Karin is an author/editor from Michigan. You can find out more about her and her writing process on her blog. (I’ll link you with Stacy next week).
The point of this tour is to provide an insider’s look at the writer’s desk. Here’s Part One of what’s going on at mine.
What I’m working on: I rejected several ideas this year, so now I’m gazing into the mist, toying with thoughts, teasing stories out of them, meeting potential characters. I’m in the midst of “hide and seek” on the playground of my mind, and stopping too often to chase butterflies. Soon, I’ll find what I need to spark that writerly enthusiasm that has me daydreaming about my hero and playing patty-cake with my heroine. I’m looking forward to it.
How my work differs from others in my genre: Every author brings something new into the mix. Voice, life experience, education, depth of faith. My works are different because they come from the sum total of me in all my whacky, complex, caffeinated splendor. My answer is what every author can give, and every author would be right–their work is different because they are different.

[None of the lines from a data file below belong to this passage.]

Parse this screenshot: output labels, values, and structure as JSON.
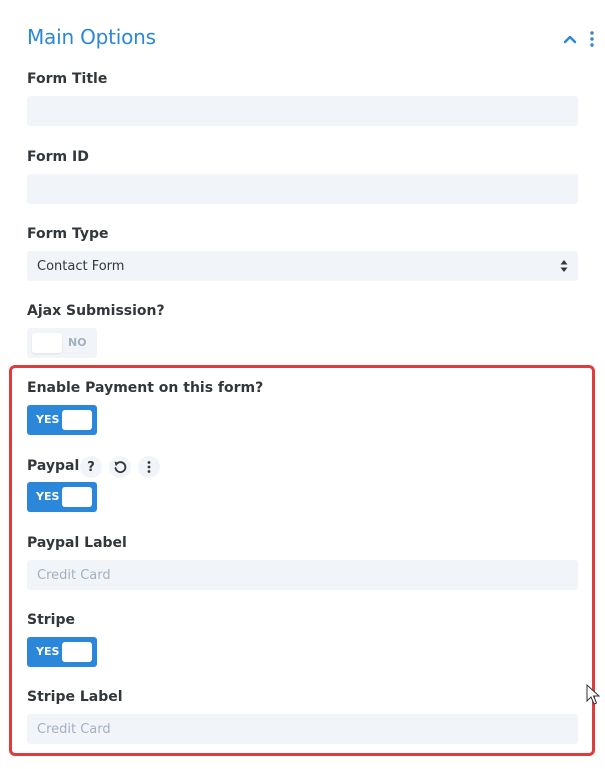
{
  "header": {
    "title": "Main Options",
    "collapse_icon": "chevron-up-icon",
    "menu_icon": "kebab-menu-icon"
  },
  "fields": {
    "form_title": {
      "label": "Form Title",
      "value": ""
    },
    "form_id": {
      "label": "Form ID",
      "value": ""
    },
    "form_type": {
      "label": "Form Type",
      "value": "Contact Form"
    },
    "ajax_submission": {
      "label": "Ajax Submission?",
      "state": "NO"
    },
    "enable_payment": {
      "label": "Enable Payment on this form?",
      "state": "YES"
    },
    "paypal": {
      "label": "Paypal",
      "state": "YES",
      "help_icon_text": "?"
    },
    "paypal_label": {
      "label": "Paypal Label",
      "placeholder": "Credit Card"
    },
    "stripe": {
      "label": "Stripe",
      "state": "YES"
    },
    "stripe_label": {
      "label": "Stripe Label",
      "placeholder": "Credit Card"
    }
  },
  "colors": {
    "accent": "#2b87da",
    "highlight": "#e03c3c",
    "field_bg": "#f1f5f9"
  }
}
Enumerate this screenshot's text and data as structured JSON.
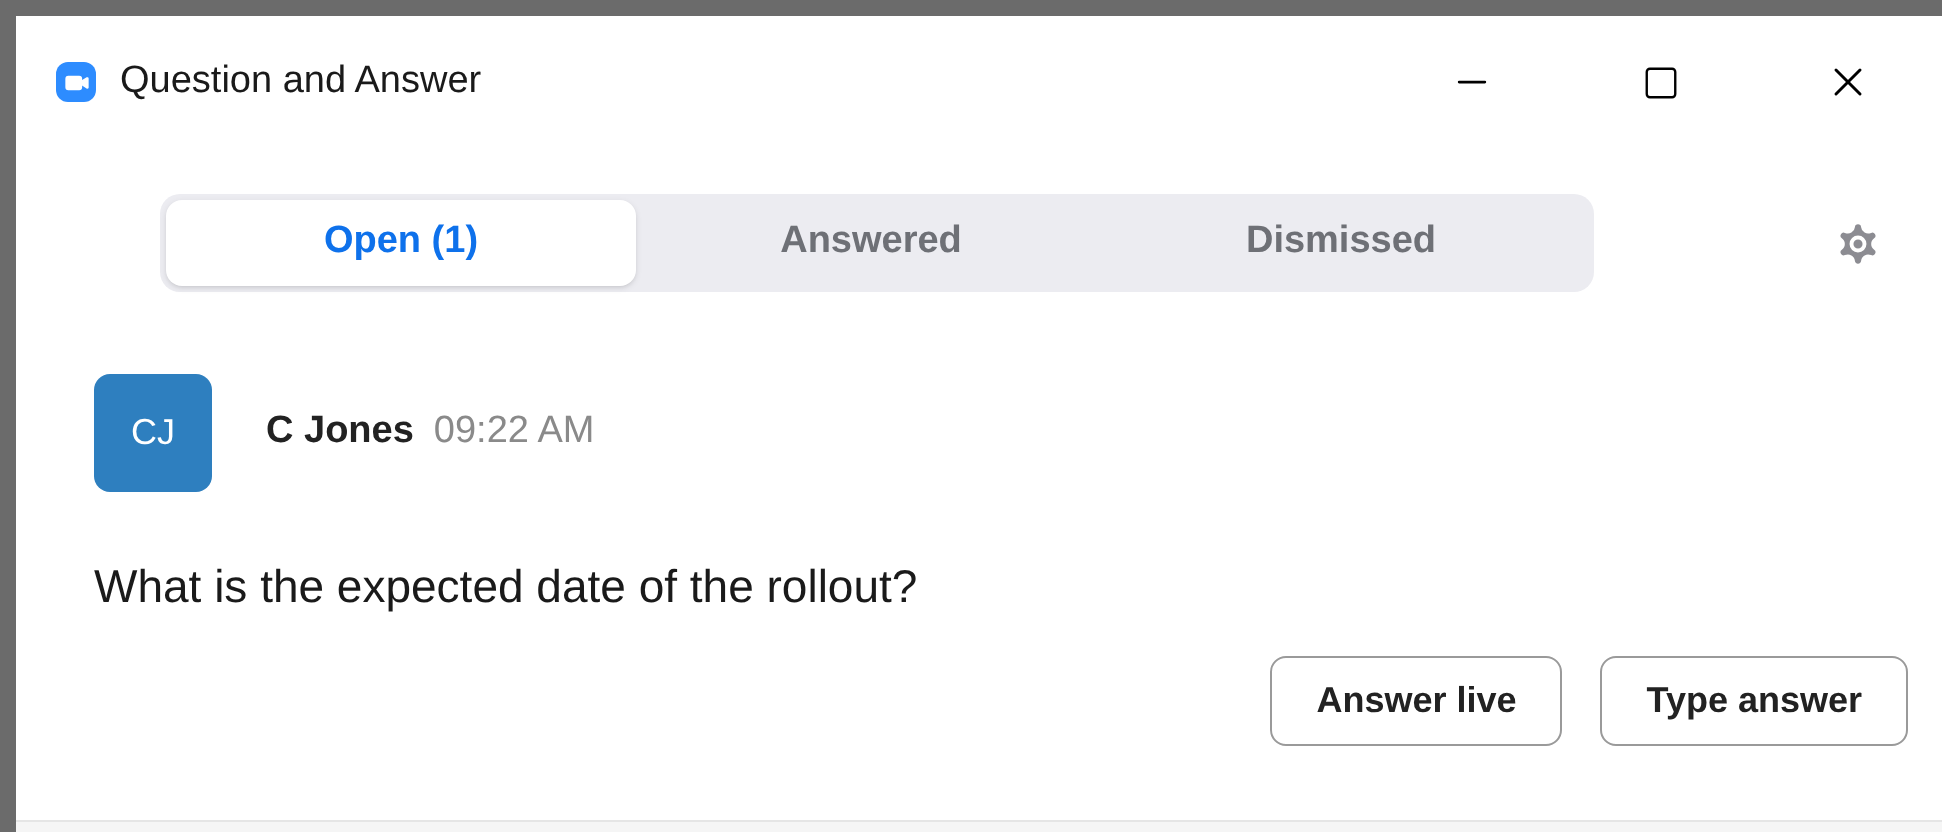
{
  "window": {
    "title": "Question and Answer"
  },
  "tabs": [
    {
      "label": "Open (1)",
      "selected": true
    },
    {
      "label": "Answered",
      "selected": false
    },
    {
      "label": "Dismissed",
      "selected": false
    }
  ],
  "question": {
    "avatar": "CJ",
    "author": "C Jones",
    "time": "09:22 AM",
    "text": "What is the expected date of the rollout?"
  },
  "buttons": [
    "Answer live",
    "Type answer"
  ]
}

Why I write what I do: Because . . . well, I’ll tell ya–sometimes I don’t have the sense God gave a goose. I wrote The Cat Lady’s Secret because at the time, I didn’t know I was supposed to keep writing Contemporary Western Romances like Give the Lady a Ride. I cowrote The Simulacrum (in the submission process) with Brad Seggie because I’ve always wanted to write a thriller, but I couldn’t figure out how to do it on my own. And I cowrote Writing In Obedience with Terry Burns because I believe it would be helpful to other Christian authors. And I’m not finished exploring the genres. I’d love to write cozy mysteries and historical. Light romances are fun too, and I may stay with them.

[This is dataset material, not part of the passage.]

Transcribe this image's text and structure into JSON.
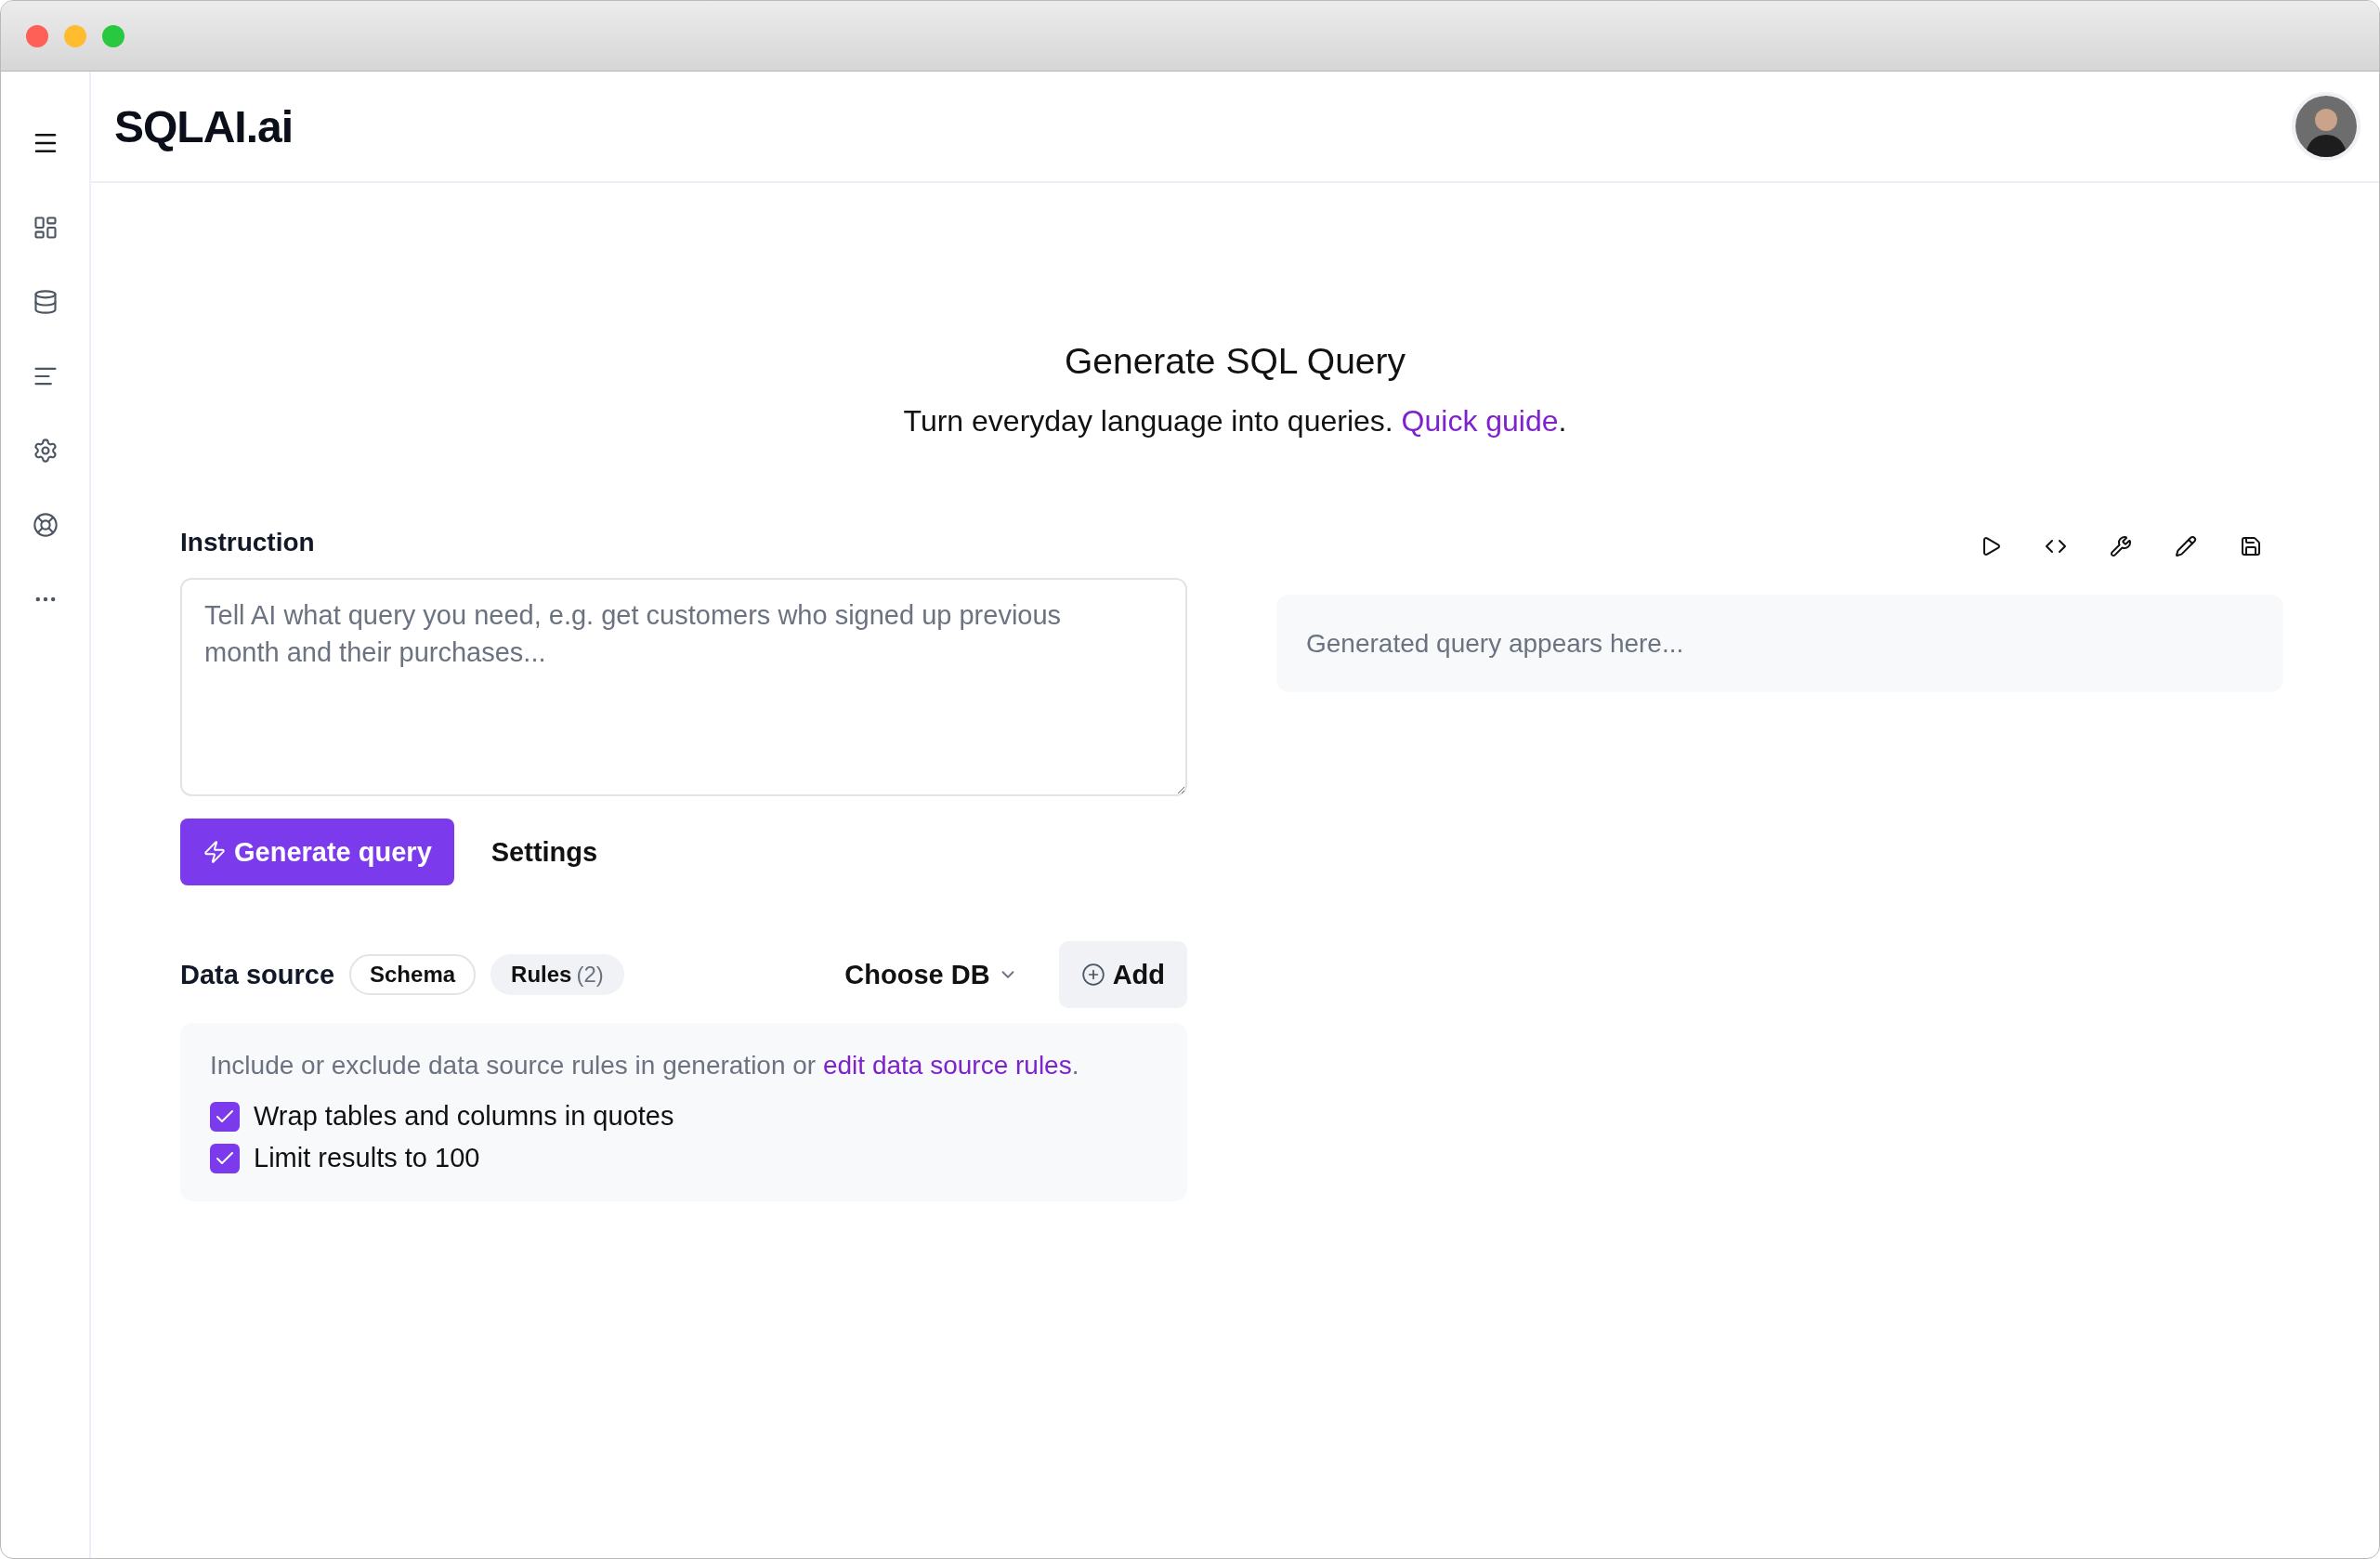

So you see why I said I don’t have sense?–it’s all about branding. How do you brand a name that can’t be immediately related to one genre? All the experts tell you not to do what I’m doing. Listen to them. You won’t have to work as hard.

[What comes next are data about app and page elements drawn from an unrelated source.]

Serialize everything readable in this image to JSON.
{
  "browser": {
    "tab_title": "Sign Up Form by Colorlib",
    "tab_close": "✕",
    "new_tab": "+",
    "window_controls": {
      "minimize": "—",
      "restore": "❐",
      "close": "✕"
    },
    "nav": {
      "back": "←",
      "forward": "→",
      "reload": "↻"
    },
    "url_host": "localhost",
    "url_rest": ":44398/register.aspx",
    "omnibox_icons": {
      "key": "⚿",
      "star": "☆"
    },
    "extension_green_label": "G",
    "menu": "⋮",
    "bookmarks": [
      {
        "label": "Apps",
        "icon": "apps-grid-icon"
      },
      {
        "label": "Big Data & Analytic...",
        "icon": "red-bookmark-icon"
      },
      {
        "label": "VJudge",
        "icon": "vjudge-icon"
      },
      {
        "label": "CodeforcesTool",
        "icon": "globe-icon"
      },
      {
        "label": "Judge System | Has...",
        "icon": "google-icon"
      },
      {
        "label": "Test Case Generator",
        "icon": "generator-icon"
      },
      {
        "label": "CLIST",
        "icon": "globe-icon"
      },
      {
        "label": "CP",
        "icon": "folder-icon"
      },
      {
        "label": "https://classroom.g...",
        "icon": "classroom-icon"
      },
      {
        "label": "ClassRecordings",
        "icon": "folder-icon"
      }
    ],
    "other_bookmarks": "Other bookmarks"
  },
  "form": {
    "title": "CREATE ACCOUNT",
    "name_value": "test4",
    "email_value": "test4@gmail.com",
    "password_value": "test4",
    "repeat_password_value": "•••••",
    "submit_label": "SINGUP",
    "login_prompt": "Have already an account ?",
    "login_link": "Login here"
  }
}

How my writing process works: I get an idea, in that mental playground I mentioned before, and fiddle with it. Sometimes it’s a scenario I’d like to explore, like in Give the Lady a Ride: New York socialite takes bull riding lessons from handsome Texas cowboy. Other times, like with The Cat Lady’s Secret, I want to explore a character–and Millie was one fun character to explore.
Once I start writing, I don’t stop to outline or do character bios until I’ve run out of scenes in my mind–usually around Chapter 5. Then I chase rabbits, writing and deleting scene ideas until the right rabbit leads me to its hole. Sometimes my characters surprise me; then I have to pull out pen and paper and explore who they are, based on the information I’ve already written about them. I never really determine their personalities beforehand. I just let them introduce themselves and see what kind of trouble they can get into.
Eventually, I have a book written. Yeah, I know. Surprises me too.
Next Monday, I’ll go through the question list again and get a little more specific about The Cat Lady’s Secret.